* Exercise requirements
What the task requires is each entry, restated exactly.

* Available records
━━━

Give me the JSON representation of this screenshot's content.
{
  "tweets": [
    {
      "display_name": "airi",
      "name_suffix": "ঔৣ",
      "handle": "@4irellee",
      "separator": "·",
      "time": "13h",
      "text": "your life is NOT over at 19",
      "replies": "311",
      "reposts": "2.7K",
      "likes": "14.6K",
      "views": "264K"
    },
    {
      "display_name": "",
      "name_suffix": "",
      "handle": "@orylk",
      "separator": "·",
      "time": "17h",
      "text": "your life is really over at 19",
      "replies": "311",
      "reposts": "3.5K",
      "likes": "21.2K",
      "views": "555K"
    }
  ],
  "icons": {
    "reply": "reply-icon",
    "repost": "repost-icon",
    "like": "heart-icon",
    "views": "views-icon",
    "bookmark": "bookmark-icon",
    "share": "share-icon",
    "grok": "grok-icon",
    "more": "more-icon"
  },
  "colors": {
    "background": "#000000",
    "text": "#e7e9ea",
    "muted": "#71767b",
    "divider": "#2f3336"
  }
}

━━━

* Task result
Give me the JSON representation of this screenshot's content.
{
  "tweets": [
    {
      "display_name": "airi",
      "name_suffix": "ঔৣ",
      "handle": "@4irellee",
      "separator": "·",
      "time": "13h",
      "text": "your life is NOT over at 19",
      "replies": "311",
      "reposts": "2.7K",
      "likes": "14.6K",
      "views": "264K"
    },
    {
      "display_name": "",
      "name_suffix": "",
      "handle": "@orylk",
      "separator": "·",
      "time": "17h",
      "text": "your life is really over at 19",
      "replies": "311",
      "reposts": "3.5K",
      "likes": "21.2K",
      "views": "555K"
    }
  ],
  "icons": {
    "reply": "reply-icon",
    "repost": "repost-icon",
    "like": "heart-icon",
    "views": "views-icon",
    "bookmark": "bookmark-icon",
    "share": "share-icon",
    "grok": "grok-icon",
    "more": "more-icon"
  },
  "colors": {
    "background": "#000000",
    "text": "#e7e9ea",
    "muted": "#71767b",
    "divider": "#2f3336"
  }
}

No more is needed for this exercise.